» **Description of the task**
The lines below, all of them, should be returned exactly as they appear.

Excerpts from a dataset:

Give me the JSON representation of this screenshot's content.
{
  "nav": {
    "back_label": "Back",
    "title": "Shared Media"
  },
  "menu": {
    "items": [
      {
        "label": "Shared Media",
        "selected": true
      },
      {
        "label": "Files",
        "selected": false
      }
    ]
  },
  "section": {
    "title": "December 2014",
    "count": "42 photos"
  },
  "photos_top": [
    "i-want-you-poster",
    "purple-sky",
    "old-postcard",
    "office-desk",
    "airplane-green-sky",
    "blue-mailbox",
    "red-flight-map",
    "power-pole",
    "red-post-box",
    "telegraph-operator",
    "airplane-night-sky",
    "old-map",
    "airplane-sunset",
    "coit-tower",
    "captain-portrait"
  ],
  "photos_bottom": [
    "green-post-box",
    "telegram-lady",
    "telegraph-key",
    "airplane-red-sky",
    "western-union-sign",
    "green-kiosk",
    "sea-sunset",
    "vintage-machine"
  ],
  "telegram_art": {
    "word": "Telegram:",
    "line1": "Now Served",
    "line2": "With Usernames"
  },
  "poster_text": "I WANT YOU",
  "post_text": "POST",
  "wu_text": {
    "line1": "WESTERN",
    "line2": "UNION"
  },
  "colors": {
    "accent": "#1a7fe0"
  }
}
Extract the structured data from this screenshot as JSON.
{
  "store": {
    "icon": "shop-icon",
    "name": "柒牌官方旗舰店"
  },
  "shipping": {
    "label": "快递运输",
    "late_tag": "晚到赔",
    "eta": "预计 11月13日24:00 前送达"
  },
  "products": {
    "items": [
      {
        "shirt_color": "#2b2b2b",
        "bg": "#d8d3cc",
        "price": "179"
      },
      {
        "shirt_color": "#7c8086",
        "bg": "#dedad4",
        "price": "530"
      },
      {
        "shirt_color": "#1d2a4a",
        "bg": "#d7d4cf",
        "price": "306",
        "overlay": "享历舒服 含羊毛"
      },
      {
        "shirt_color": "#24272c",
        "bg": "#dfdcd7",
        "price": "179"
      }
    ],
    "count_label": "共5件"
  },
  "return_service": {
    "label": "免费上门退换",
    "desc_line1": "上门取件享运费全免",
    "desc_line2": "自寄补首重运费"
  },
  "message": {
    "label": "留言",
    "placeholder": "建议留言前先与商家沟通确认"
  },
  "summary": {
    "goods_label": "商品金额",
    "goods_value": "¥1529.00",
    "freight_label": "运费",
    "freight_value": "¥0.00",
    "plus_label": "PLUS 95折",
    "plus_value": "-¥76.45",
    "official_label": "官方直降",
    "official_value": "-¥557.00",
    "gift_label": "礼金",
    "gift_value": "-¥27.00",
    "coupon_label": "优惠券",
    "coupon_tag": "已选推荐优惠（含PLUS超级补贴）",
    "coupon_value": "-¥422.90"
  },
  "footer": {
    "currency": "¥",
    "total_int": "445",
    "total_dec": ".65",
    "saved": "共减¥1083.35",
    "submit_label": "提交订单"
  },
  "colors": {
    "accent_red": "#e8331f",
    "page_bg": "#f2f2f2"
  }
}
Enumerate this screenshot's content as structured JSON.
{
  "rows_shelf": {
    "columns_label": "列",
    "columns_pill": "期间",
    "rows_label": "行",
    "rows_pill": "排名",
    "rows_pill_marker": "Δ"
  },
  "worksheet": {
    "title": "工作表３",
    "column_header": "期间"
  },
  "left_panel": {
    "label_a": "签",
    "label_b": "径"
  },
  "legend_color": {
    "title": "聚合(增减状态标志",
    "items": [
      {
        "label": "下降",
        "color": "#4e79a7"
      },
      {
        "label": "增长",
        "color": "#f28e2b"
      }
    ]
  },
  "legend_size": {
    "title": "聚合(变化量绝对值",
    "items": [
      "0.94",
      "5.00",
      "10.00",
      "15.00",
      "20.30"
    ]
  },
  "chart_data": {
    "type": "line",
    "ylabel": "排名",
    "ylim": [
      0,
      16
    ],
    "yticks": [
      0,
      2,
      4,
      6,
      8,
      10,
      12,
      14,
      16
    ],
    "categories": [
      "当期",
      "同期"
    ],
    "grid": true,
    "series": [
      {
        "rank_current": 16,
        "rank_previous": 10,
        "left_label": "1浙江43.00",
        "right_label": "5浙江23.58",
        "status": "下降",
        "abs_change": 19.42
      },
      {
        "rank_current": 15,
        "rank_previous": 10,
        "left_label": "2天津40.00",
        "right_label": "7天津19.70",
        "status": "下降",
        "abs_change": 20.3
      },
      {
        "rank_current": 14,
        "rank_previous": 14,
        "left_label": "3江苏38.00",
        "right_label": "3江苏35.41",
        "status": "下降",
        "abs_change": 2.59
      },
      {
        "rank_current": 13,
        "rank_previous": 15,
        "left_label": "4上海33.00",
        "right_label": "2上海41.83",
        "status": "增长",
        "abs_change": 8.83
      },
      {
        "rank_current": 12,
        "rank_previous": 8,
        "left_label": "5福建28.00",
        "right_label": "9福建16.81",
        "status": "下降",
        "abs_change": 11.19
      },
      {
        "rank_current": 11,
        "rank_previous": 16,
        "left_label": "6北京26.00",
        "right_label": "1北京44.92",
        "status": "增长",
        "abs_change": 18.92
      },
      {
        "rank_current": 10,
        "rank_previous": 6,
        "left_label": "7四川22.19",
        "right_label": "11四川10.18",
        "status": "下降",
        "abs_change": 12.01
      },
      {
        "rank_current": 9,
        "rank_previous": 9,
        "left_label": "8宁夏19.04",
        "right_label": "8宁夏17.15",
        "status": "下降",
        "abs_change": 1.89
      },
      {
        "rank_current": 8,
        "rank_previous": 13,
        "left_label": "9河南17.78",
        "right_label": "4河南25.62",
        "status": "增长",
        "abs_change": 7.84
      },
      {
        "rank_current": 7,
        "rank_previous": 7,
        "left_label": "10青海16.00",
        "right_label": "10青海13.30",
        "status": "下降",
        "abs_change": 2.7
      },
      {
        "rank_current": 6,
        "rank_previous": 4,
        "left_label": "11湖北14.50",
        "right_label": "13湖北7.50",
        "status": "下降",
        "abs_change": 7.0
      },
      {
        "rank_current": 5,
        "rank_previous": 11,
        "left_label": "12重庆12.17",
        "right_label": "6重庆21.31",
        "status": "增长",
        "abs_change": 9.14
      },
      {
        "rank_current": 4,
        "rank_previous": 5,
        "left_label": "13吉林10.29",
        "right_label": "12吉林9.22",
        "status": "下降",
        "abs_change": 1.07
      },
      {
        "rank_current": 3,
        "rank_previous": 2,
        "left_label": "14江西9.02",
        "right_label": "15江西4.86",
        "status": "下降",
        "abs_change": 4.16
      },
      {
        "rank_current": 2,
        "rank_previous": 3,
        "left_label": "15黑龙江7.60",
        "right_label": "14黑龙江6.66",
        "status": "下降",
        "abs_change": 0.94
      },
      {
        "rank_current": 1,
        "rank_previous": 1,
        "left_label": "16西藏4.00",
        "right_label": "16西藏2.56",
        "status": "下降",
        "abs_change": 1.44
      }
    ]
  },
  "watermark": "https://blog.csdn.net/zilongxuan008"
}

» **Task solution**
Give me the JSON representation of this screenshot's content.
{
  "nav": {
    "back_label": "Back",
    "title": "Shared Media"
  },
  "menu": {
    "items": [
      {
        "label": "Shared Media",
        "selected": true
      },
      {
        "label": "Files",
        "selected": false
      }
    ]
  },
  "section": {
    "title": "December 2014",
    "count": "42 photos"
  },
  "photos_top": [
    "i-want-you-poster",
    "purple-sky",
    "old-postcard",
    "office-desk",
    "airplane-green-sky",
    "blue-mailbox",
    "red-flight-map",
    "power-pole",
    "red-post-box",
    "telegraph-operator",
    "airplane-night-sky",
    "old-map",
    "airplane-sunset",
    "coit-tower",
    "captain-portrait"
  ],
  "photos_bottom": [
    "green-post-box",
    "telegram-lady",
    "telegraph-key",
    "airplane-red-sky",
    "western-union-sign",
    "green-kiosk",
    "sea-sunset",
    "vintage-machine"
  ],
  "telegram_art": {
    "word": "Telegram:",
    "line1": "Now Served",
    "line2": "With Usernames"
  },
  "poster_text": "I WANT YOU",
  "post_text": "POST",
  "wu_text": {
    "line1": "WESTERN",
    "line2": "UNION"
  },
  "colors": {
    "accent": "#1a7fe0"
  }
}
Extract the structured data from this screenshot as JSON.
{
  "store": {
    "icon": "shop-icon",
    "name": "柒牌官方旗舰店"
  },
  "shipping": {
    "label": "快递运输",
    "late_tag": "晚到赔",
    "eta": "预计 11月13日24:00 前送达"
  },
  "products": {
    "items": [
      {
        "shirt_color": "#2b2b2b",
        "bg": "#d8d3cc",
        "price": "179"
      },
      {
        "shirt_color": "#7c8086",
        "bg": "#dedad4",
        "price": "530"
      },
      {
        "shirt_color": "#1d2a4a",
        "bg": "#d7d4cf",
        "price": "306",
        "overlay": "享历舒服 含羊毛"
      },
      {
        "shirt_color": "#24272c",
        "bg": "#dfdcd7",
        "price": "179"
      }
    ],
    "count_label": "共5件"
  },
  "return_service": {
    "label": "免费上门退换",
    "desc_line1": "上门取件享运费全免",
    "desc_line2": "自寄补首重运费"
  },
  "message": {
    "label": "留言",
    "placeholder": "建议留言前先与商家沟通确认"
  },
  "summary": {
    "goods_label": "商品金额",
    "goods_value": "¥1529.00",
    "freight_label": "运费",
    "freight_value": "¥0.00",
    "plus_label": "PLUS 95折",
    "plus_value": "-¥76.45",
    "official_label": "官方直降",
    "official_value": "-¥557.00",
    "gift_label": "礼金",
    "gift_value": "-¥27.00",
    "coupon_label": "优惠券",
    "coupon_tag": "已选推荐优惠（含PLUS超级补贴）",
    "coupon_value": "-¥422.90"
  },
  "footer": {
    "currency": "¥",
    "total_int": "445",
    "total_dec": ".65",
    "saved": "共减¥1083.35",
    "submit_label": "提交订单"
  },
  "colors": {
    "accent_red": "#e8331f",
    "page_bg": "#f2f2f2"
  }
}
Enumerate this screenshot's content as structured JSON.
{
  "rows_shelf": {
    "columns_label": "列",
    "columns_pill": "期间",
    "rows_label": "行",
    "rows_pill": "排名",
    "rows_pill_marker": "Δ"
  },
  "worksheet": {
    "title": "工作表３",
    "column_header": "期间"
  },
  "left_panel": {
    "label_a": "签",
    "label_b": "径"
  },
  "legend_color": {
    "title": "聚合(增减状态标志",
    "items": [
      {
        "label": "下降",
        "color": "#4e79a7"
      },
      {
        "label": "增长",
        "color": "#f28e2b"
      }
    ]
  },
  "legend_size": {
    "title": "聚合(变化量绝对值",
    "items": [
      "0.94",
      "5.00",
      "10.00",
      "15.00",
      "20.30"
    ]
  },
  "chart_data": {
    "type": "line",
    "ylabel": "排名",
    "ylim": [
      0,
      16
    ],
    "yticks": [
      0,
      2,
      4,
      6,
      8,
      10,
      12,
      14,
      16
    ],
    "categories": [
      "当期",
      "同期"
    ],
    "grid": true,
    "series": [
      {
        "rank_current": 16,
        "rank_previous": 10,
        "left_label": "1浙江43.00",
        "right_label": "5浙江23.58",
        "status": "下降",
        "abs_change": 19.42
      },
      {
        "rank_current": 15,
        "rank_previous": 10,
        "left_label": "2天津40.00",
        "right_label": "7天津19.70",
        "status": "下降",
        "abs_change": 20.3
      },
      {
        "rank_current": 14,
        "rank_previous": 14,
        "left_label": "3江苏38.00",
        "right_label": "3江苏35.41",
        "status": "下降",
        "abs_change": 2.59
      },
      {
        "rank_current": 13,
        "rank_previous": 15,
        "left_label": "4上海33.00",
        "right_label": "2上海41.83",
        "status": "增长",
        "abs_change": 8.83
      },
      {
        "rank_current": 12,
        "rank_previous": 8,
        "left_label": "5福建28.00",
        "right_label": "9福建16.81",
        "status": "下降",
        "abs_change": 11.19
      },
      {
        "rank_current": 11,
        "rank_previous": 16,
        "left_label": "6北京26.00",
        "right_label": "1北京44.92",
        "status": "增长",
        "abs_change": 18.92
      },
      {
        "rank_current": 10,
        "rank_previous": 6,
        "left_label": "7四川22.19",
        "right_label": "11四川10.18",
        "status": "下降",
        "abs_change": 12.01
      },
      {
        "rank_current": 9,
        "rank_previous": 9,
        "left_label": "8宁夏19.04",
        "right_label": "8宁夏17.15",
        "status": "下降",
        "abs_change": 1.89
      },
      {
        "rank_current": 8,
        "rank_previous": 13,
        "left_label": "9河南17.78",
        "right_label": "4河南25.62",
        "status": "增长",
        "abs_change": 7.84
      },
      {
        "rank_current": 7,
        "rank_previous": 7,
        "left_label": "10青海16.00",
        "right_label": "10青海13.30",
        "status": "下降",
        "abs_change": 2.7
      },
      {
        "rank_current": 6,
        "rank_previous": 4,
        "left_label": "11湖北14.50",
        "right_label": "13湖北7.50",
        "status": "下降",
        "abs_change": 7.0
      },
      {
        "rank_current": 5,
        "rank_previous": 11,
        "left_label": "12重庆12.17",
        "right_label": "6重庆21.31",
        "status": "增长",
        "abs_change": 9.14
      },
      {
        "rank_current": 4,
        "rank_previous": 5,
        "left_label": "13吉林10.29",
        "right_label": "12吉林9.22",
        "status": "下降",
        "abs_change": 1.07
      },
      {
        "rank_current": 3,
        "rank_previous": 2,
        "left_label": "14江西9.02",
        "right_label": "15江西4.86",
        "status": "下降",
        "abs_change": 4.16
      },
      {
        "rank_current": 2,
        "rank_previous": 3,
        "left_label": "15黑龙江7.60",
        "right_label": "14黑龙江6.66",
        "status": "下降",
        "abs_change": 0.94
      },
      {
        "rank_current": 1,
        "rank_previous": 1,
        "left_label": "16西藏4.00",
        "right_label": "16西藏2.56",
        "status": "下降",
        "abs_change": 1.44
      }
    ]
  },
  "watermark": "https://blog.csdn.net/zilongxuan008"
}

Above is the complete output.